Theories of Life in the 20th and 21st Centuries - Rutgers University - February 26, 2011
- Theories of Life in the 20th and 21st Centuries
Interdisciplinary Humanities Conference
New Brunswick, NJ
Saturday, February 26, 2011
Plenary Speaker: Donna V. Jones, UC Berkeley English, author of The Racial Discourses of Life Philosophy: Négritude, Vitalism and Modernity. Columbia University Press, 2010.
Sponsored by: Rutgers English Department 20th Century Group, Rutgers Women and Gender Studies Department, the Institute for Research on Women.

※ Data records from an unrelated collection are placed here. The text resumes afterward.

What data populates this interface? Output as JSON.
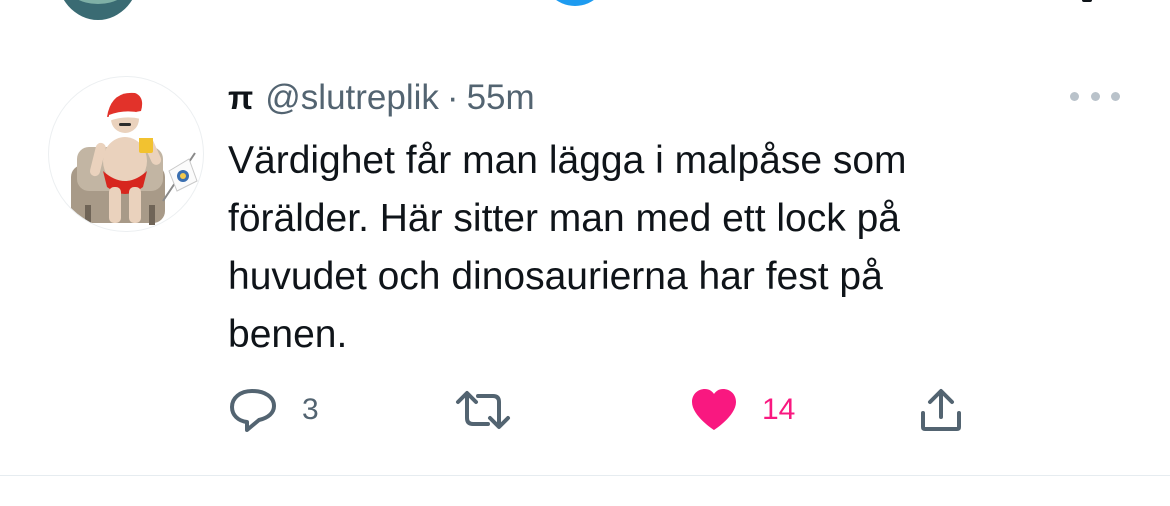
{
  "tweet": {
    "display_name": "π",
    "handle": "@slutreplik",
    "separator": "·",
    "timestamp": "55m",
    "text": "Värdighet får man lägga i malpåse som\nförälder. Här sitter man med ett lock på\nhuvudet och dinosaurierna har fest på\nbenen.",
    "avatar_icon": "man-in-santa-hat-on-armchair-avatar",
    "more_icon": "more-dots-icon"
  },
  "actions": {
    "reply": {
      "icon": "reply-bubble-icon",
      "count": "3"
    },
    "retweet": {
      "icon": "retweet-icon",
      "count": ""
    },
    "like": {
      "icon": "heart-filled-icon",
      "count": "14",
      "color": "#f91880"
    },
    "share": {
      "icon": "share-upload-icon"
    }
  },
  "colors": {
    "text": "#0f1419",
    "secondary": "#536471",
    "like": "#f91880",
    "divider": "#e6ecf0"
  }
}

This conference aims to understand what concepts "life" requires and to grapple with how different concepts and definitions of "life" alter our understanding of ethics, politics, and aesthetics. In doing so, we hope to articulate the resources the humanities bring to the critical investigation of life and to reflect on the stakes for turning to life at this historical moment. Thus we seek to bring together a wide range of contemporary methodologies and intellectual projects—grouped under the rubric "Theories of Life in the Twentieth and Twenty-First Centuries"—to investigate the forces of life and to problematize the study of life as such. These areas of inquiry include, but are not limited to, bio- and necro-politics, affect, cognitive science, embodiment, animal studies, gender and sexuality, and vitalism.

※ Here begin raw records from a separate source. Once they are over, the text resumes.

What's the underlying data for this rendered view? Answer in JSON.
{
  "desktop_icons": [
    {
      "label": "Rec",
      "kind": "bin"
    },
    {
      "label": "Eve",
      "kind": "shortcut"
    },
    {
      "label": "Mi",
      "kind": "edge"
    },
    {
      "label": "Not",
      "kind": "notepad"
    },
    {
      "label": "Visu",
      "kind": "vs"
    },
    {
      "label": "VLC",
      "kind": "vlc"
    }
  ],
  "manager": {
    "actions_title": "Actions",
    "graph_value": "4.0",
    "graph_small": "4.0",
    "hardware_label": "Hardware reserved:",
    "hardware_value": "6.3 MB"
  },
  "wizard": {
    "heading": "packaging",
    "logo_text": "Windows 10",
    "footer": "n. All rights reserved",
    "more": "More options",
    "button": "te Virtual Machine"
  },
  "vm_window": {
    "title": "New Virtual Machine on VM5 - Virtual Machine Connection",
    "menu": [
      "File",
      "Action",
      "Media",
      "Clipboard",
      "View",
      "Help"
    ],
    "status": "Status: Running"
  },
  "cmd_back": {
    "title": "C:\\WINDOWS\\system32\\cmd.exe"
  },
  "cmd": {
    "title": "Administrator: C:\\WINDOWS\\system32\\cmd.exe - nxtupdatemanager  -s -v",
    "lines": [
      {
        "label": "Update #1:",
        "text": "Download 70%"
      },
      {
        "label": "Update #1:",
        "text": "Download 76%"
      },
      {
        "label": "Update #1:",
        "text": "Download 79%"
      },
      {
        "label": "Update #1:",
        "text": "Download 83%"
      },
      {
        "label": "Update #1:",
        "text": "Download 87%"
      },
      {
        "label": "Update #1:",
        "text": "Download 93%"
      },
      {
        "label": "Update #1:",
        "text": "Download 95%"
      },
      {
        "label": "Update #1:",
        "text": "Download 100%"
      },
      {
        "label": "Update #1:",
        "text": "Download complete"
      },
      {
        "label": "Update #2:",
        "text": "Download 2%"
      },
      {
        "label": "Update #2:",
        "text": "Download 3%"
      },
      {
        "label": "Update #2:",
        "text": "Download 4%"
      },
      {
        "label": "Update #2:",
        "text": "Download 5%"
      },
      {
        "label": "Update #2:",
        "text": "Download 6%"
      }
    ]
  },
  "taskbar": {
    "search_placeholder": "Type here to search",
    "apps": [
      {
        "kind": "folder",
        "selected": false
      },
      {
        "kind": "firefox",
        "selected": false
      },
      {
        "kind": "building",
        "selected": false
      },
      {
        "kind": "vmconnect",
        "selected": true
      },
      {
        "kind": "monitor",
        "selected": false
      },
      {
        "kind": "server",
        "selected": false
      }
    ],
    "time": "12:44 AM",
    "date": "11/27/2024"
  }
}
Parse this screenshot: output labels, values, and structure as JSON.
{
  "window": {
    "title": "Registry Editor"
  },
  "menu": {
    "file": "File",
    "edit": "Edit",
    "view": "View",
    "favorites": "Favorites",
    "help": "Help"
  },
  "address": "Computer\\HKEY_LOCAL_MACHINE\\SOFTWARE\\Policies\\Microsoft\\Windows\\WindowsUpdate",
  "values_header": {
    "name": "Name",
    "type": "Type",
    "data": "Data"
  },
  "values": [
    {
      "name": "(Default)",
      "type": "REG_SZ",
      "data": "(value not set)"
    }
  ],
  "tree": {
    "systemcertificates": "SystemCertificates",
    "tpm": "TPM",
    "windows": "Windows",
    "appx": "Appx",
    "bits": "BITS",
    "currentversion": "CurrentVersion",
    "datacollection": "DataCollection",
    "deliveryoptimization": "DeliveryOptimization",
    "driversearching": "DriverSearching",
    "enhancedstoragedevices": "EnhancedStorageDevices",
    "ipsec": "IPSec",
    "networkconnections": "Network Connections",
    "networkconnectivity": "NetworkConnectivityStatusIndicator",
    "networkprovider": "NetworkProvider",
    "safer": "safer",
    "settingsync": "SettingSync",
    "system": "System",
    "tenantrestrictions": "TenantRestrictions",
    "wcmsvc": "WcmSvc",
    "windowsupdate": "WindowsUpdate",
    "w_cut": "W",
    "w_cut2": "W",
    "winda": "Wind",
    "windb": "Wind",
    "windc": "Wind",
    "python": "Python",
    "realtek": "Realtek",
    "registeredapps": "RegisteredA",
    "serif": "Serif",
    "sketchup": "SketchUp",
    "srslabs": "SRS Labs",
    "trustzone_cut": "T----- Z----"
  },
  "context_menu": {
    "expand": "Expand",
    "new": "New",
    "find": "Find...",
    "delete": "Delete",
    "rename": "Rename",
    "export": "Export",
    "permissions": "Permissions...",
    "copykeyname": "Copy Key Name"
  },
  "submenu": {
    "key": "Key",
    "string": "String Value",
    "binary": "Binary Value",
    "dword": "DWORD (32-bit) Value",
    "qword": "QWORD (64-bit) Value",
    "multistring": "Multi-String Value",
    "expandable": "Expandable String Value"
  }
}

While philosophers and artists have considered the ontological properties and ethical imperatives of life for centuries, this concept has acquired a renewed and unique purchase in the humanities today. We seek to address how these fields of inquiry intersect with, extend, and/or pose a challenge to the major artistic and philosophical movements of the twentieth and twenty-first centuries—from modernism to postmodernism; from psychoanalysis and existentialism, to structuralism and post-structuralism. Does a philosophy of life presuppose a unique set of axioms about ontology and ethics, and if so, how do these concepts converge and diverge with the humanist and anti-humanist traditions that cut across the twentieth century? Further, how might we historicize the philosophical genealogies of life—from Freud and Bergson, through Marcuse and Fanon, to Deleuze and Haraway—within the context of the socio-political and technological upheavals of the twentieth century? Do theories of life enable a politics that adequately responds to these social conditions?

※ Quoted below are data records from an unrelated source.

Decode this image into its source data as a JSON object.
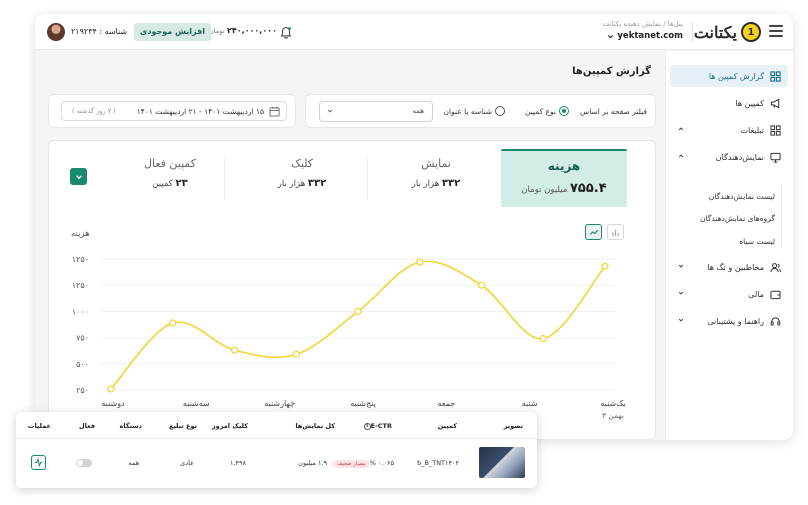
{
  "header": {
    "logo_text": "یکتانت",
    "logo_digit": "1",
    "breadcrumb": "پنل‌ها / نمایش دهنده یکتانت",
    "account_name": "yektanet.com",
    "balance_value": "۲۴۰,۰۰۰,۰۰۰",
    "balance_unit": "تومان",
    "topup_label": "افزایش موجودی",
    "user_id": "شناسه : ۲۱۹۲۳۴"
  },
  "sidebar": {
    "items": [
      {
        "label": "گزارش کمپین ها",
        "icon": "grid-icon",
        "active": true
      },
      {
        "label": "کمپین ها",
        "icon": "megaphone-icon"
      },
      {
        "label": "تبلیغات",
        "icon": "grid-icon"
      },
      {
        "label": "نمایش‌دهندگان",
        "icon": "monitor-icon"
      },
      {
        "label": "مخاطبین و تگ ها",
        "icon": "users-icon"
      },
      {
        "label": "مالی",
        "icon": "wallet-icon"
      },
      {
        "label": "راهنما و پشتیبانی",
        "icon": "headset-icon"
      }
    ],
    "sub_items": [
      "لیست نمایش‌دهندگان",
      "گروه‌های نمایش‌دهندگان",
      "لیست سیاه"
    ]
  },
  "page": {
    "title": "گزارش کمپین‌ها"
  },
  "filter": {
    "label": "فیلتر صفحه بر اساس",
    "options": [
      "نوع کمپین",
      "شناسه یا عنوان"
    ],
    "selected": "نوع کمپین",
    "select_value": "همه"
  },
  "date_range": {
    "dates": "۱۵ اردیبهشت ۱۴۰۱  -  ۲۱ اردیبهشت ۱۴۰۱",
    "relative": "( ۷ روز گذشته )"
  },
  "kpis": [
    {
      "title": "هزینه",
      "value": "۷۵۵.۴",
      "unit": "میلیون تومان",
      "active": true
    },
    {
      "title": "نمایش",
      "value": "۳۳۲",
      "unit": "هزار بار"
    },
    {
      "title": "کلیک",
      "value": "۳۳۲",
      "unit": "هزار بار"
    },
    {
      "title": "کمپین فعال",
      "value": "۲۳",
      "unit": "کمپین"
    }
  ],
  "chart_data": {
    "type": "line",
    "ylabel": "هزینه",
    "categories": [
      "یک‌شنبه",
      "شنبه",
      "جمعه",
      "پنج‌شنبه",
      "چهارشنبه",
      "سه‌شنبه",
      "دوشنبه"
    ],
    "category_sublabel": "۳ بهمن",
    "ytick_labels": [
      "۲۵۰",
      "۵۰۰",
      "۷۵۰",
      "۱۰۰۰",
      "۱۲۵۰",
      "۱۲۵۰"
    ],
    "yticks": [
      250,
      500,
      750,
      1000,
      1250,
      1500
    ],
    "ylim": [
      250,
      1500
    ],
    "x": [
      1,
      2,
      3,
      4,
      5,
      6,
      7,
      8,
      9
    ],
    "values": [
      1430,
      740,
      1250,
      1470,
      1000,
      590,
      630,
      890,
      260
    ],
    "color": "#f5d333",
    "grid": true
  },
  "table": {
    "headers": [
      "تصویر",
      "کمپین",
      "E-CTR",
      "کل نمایش‌ها",
      "کلیک امروز",
      "نوع تبلیغ",
      "دستگاه",
      "فعال",
      "عملیات"
    ],
    "row": {
      "campaign": "b_B_TNT۱۴۰۲",
      "ectr": "۰.۰۶۵ %",
      "ectr_badge": "بسیار ضعیف",
      "impressions": "۱.۹ میلیون",
      "clicks_today": "۱,۴۹۸",
      "ad_type": "عادی",
      "device": "همه",
      "active": false
    }
  },
  "colors": {
    "accent": "#1a8a6f",
    "active_bg": "#d2ece8",
    "line": "#f5d333"
  }
}
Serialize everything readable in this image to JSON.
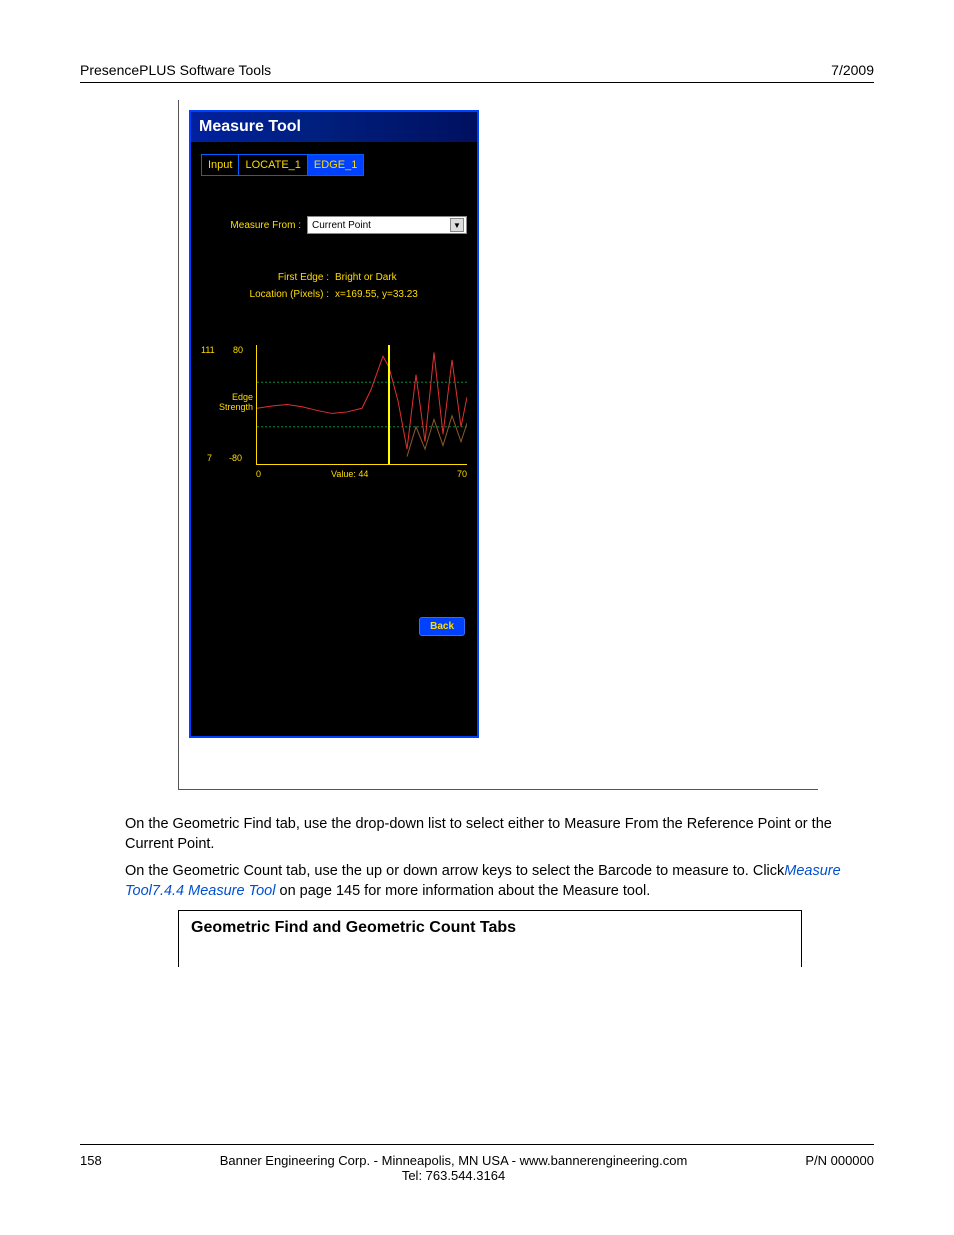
{
  "header": {
    "left": "PresencePLUS Software Tools",
    "right": "7/2009"
  },
  "tool": {
    "title": "Measure Tool",
    "tabs": [
      "Input",
      "LOCATE_1",
      "EDGE_1"
    ],
    "active_tab_index": 2,
    "measure_from_label": "Measure From :",
    "measure_from_value": "Current Point",
    "first_edge_label": "First Edge :",
    "first_edge_value": "Bright or Dark",
    "location_label": "Location (Pixels) :",
    "location_value": "x=169.55, y=33.23",
    "back_label": "Back"
  },
  "chart_data": {
    "type": "line",
    "xlabel_left": "0",
    "xlabel_center": "Value:  44",
    "xlabel_right": "70",
    "ylabel_top_outer": "111",
    "ylabel_top_inner": "80",
    "ylabel_bot_outer": "7",
    "ylabel_bot_inner": "-80",
    "axis_title": "Edge\nStrength",
    "ylim": [
      -80,
      80
    ],
    "xlim": [
      0,
      70
    ],
    "marker_x": 44,
    "thresholds": [
      30,
      -30
    ],
    "series": [
      {
        "name": "red",
        "x": [
          0,
          5,
          10,
          15,
          20,
          25,
          30,
          35,
          38,
          42,
          44,
          47,
          50,
          53,
          56,
          59,
          62,
          65,
          68,
          70
        ],
        "values": [
          -5,
          -2,
          0,
          -3,
          -8,
          -12,
          -10,
          -5,
          20,
          65,
          50,
          5,
          -60,
          40,
          -50,
          70,
          -40,
          60,
          -30,
          10
        ]
      },
      {
        "name": "brown",
        "x": [
          50,
          53,
          56,
          59,
          62,
          65,
          68,
          70
        ],
        "values": [
          -70,
          -30,
          -60,
          -20,
          -55,
          -15,
          -50,
          -25
        ]
      }
    ]
  },
  "paragraphs": {
    "p1": "On the Geometric Find tab, use the drop-down list to select either to Measure From the Reference Point or the Current Point.",
    "p2_a": "On the Geometric Count tab, use the up or down arrow keys to select the Barcode to measure to. Click",
    "p2_link": "Measure Tool7.4.4 Measure Tool",
    "p2_b": " on page 145 for more information about the Measure tool."
  },
  "subsection": {
    "title": "Geometric Find and Geometric Count Tabs"
  },
  "footer": {
    "page": "158",
    "center1": "Banner Engineering Corp. - Minneapolis, MN USA - www.bannerengineering.com",
    "center2": "Tel: 763.544.3164",
    "right": "P/N 000000"
  }
}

Other possible topics to consider:
- The raced and gendered aspects of vitalist philosophies
- The appeal of primitivism to Modernist vitalisms
- How vitalist theory manifests itself in literary style and form
- The ethical implications of vitalist ontologies
- Theorizing life after the linguistic turn
- Vitalism across the transitions from modernism to postmodernism
- Gender, sexuality, and sexual difference as forces of and/or obstacles to life
- Vitalism and media theory, new media ecologies, and visual studies
- Vitalist intersections with and challenges to identity politics
- The divergence of dialectical and anti-dialectical approaches to life
Presentations might address these or other questions related to theorization of "life." Please send 250-word abstracts to email@example.com and firstname.lastname@example.org. Presentations will be limited to 20 minutes. Submission by November 1, 2010